"If you look at the front of the tooth you'll see two cutting surfaces separated by the carrier. The blade structure is like a sandwich." John Caron, global director of research and development for saws at Starrett.
The carrier strip wears when cutting begins, and the wear forms a small U-shaped groove between the two HSS edges. The groove is 0.001-inch to 0.002-inch deep and remains at a constant depth, wearing at the same rate as the teeth.
Starrett registered the name Split-Chip Advantage to describe the twin-tooth design, which produces two chips. "The two teeth break each chip into two pieces, and that is a significant benefit in reducing chips bonding to the saw teeth," Caron says.

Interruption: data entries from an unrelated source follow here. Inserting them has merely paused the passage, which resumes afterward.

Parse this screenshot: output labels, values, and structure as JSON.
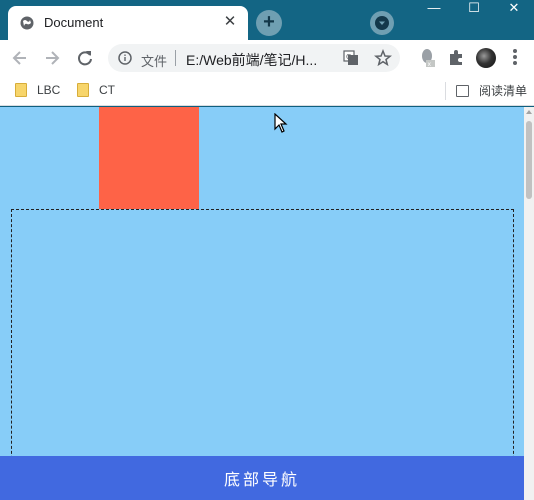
{
  "tab": {
    "title": "Document",
    "close_glyph": "✕",
    "favicon": "globe-icon"
  },
  "new_tab_glyph": "+",
  "window_controls": {
    "minimize": "—",
    "maximize": "☐",
    "close": "✕"
  },
  "omnibox": {
    "security_label": "文件",
    "url": "E:/Web前端/笔记/H..."
  },
  "bookmarks": [
    {
      "label": "LBC",
      "icon": "folder-icon"
    },
    {
      "label": "CT",
      "icon": "folder-icon"
    }
  ],
  "reading_list": {
    "label": "阅读清单",
    "icon": "reading-list-icon"
  },
  "page": {
    "footer_nav_label": "底部导航",
    "colors": {
      "background": "#87cdf8",
      "red_box": "#fe6347",
      "footer": "#4169e0"
    }
  }
}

Chips bonded to the teeth produce friction that increases as tooth temperature rises. Split chips tend to curl and fall away as strings instead of chunks, and they're less prone to cling to the teeth.
"Producing twice as many chips roughly half the size allows the blade to run cooler," Caron says. "Coolant flow carries the chips away faster, and the center groove forms a coolant passage that directs coolant into the tooth gullets."